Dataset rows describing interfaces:
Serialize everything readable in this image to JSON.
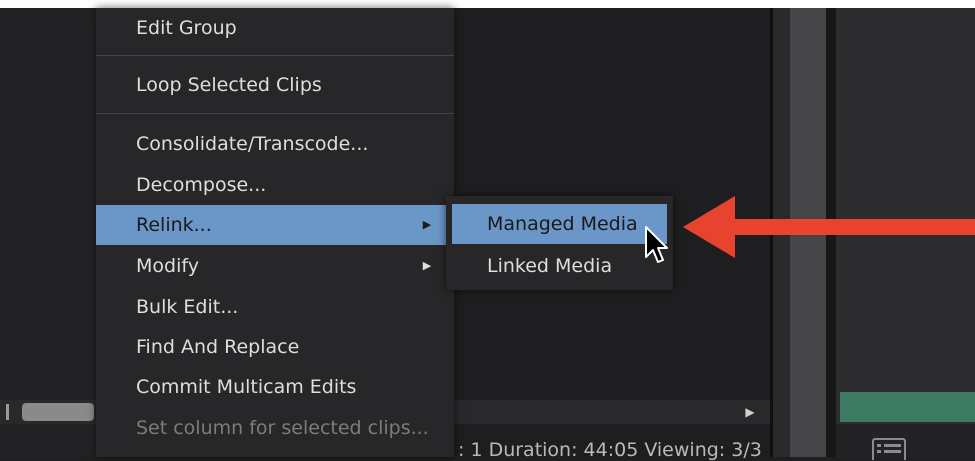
{
  "context_menu": {
    "items": [
      {
        "label": "Edit Group",
        "state": "normal"
      },
      {
        "label": "Loop Selected Clips",
        "state": "normal"
      },
      {
        "label": "Consolidate/Transcode...",
        "state": "normal"
      },
      {
        "label": "Decompose...",
        "state": "normal"
      },
      {
        "label": "Relink...",
        "state": "highlighted",
        "has_submenu": true
      },
      {
        "label": "Modify",
        "state": "normal",
        "has_submenu": true
      },
      {
        "label": "Bulk Edit...",
        "state": "normal"
      },
      {
        "label": "Find And Replace",
        "state": "normal"
      },
      {
        "label": "Commit Multicam Edits",
        "state": "normal"
      },
      {
        "label": "Set column for selected clips...",
        "state": "disabled"
      }
    ],
    "submenu_arrow_glyph": "▶"
  },
  "relink_submenu": {
    "items": [
      {
        "label": "Managed Media",
        "state": "highlighted"
      },
      {
        "label": "Linked Media",
        "state": "normal"
      }
    ]
  },
  "status_bar": {
    "text": ": 1 Duration: 44:05  Viewing: 3/3"
  },
  "scrollbar": {
    "right_arrow_glyph": "▶"
  },
  "icons": {
    "cursor": "mouse-pointer-icon",
    "annotation": "red-arrow-pointing-left",
    "list_view": "list-view-icon"
  },
  "colors": {
    "menu_background": "#272729",
    "highlight": "#6a96c8",
    "annotation_arrow": "#e8432e",
    "green_bar": "#3c7a62"
  }
}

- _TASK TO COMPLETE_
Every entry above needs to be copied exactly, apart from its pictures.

- _TASK SOLUTION_
Serialize everything readable in this image to JSON.
{
  "context_menu": {
    "items": [
      {
        "label": "Edit Group",
        "state": "normal"
      },
      {
        "label": "Loop Selected Clips",
        "state": "normal"
      },
      {
        "label": "Consolidate/Transcode...",
        "state": "normal"
      },
      {
        "label": "Decompose...",
        "state": "normal"
      },
      {
        "label": "Relink...",
        "state": "highlighted",
        "has_submenu": true
      },
      {
        "label": "Modify",
        "state": "normal",
        "has_submenu": true
      },
      {
        "label": "Bulk Edit...",
        "state": "normal"
      },
      {
        "label": "Find And Replace",
        "state": "normal"
      },
      {
        "label": "Commit Multicam Edits",
        "state": "normal"
      },
      {
        "label": "Set column for selected clips...",
        "state": "disabled"
      }
    ],
    "submenu_arrow_glyph": "▶"
  },
  "relink_submenu": {
    "items": [
      {
        "label": "Managed Media",
        "state": "highlighted"
      },
      {
        "label": "Linked Media",
        "state": "normal"
      }
    ]
  },
  "status_bar": {
    "text": ": 1 Duration: 44:05  Viewing: 3/3"
  },
  "scrollbar": {
    "right_arrow_glyph": "▶"
  },
  "icons": {
    "cursor": "mouse-pointer-icon",
    "annotation": "red-arrow-pointing-left",
    "list_view": "list-view-icon"
  },
  "colors": {
    "menu_background": "#272729",
    "highlight": "#6a96c8",
    "annotation_arrow": "#e8432e",
    "green_bar": "#3c7a62"
  }
}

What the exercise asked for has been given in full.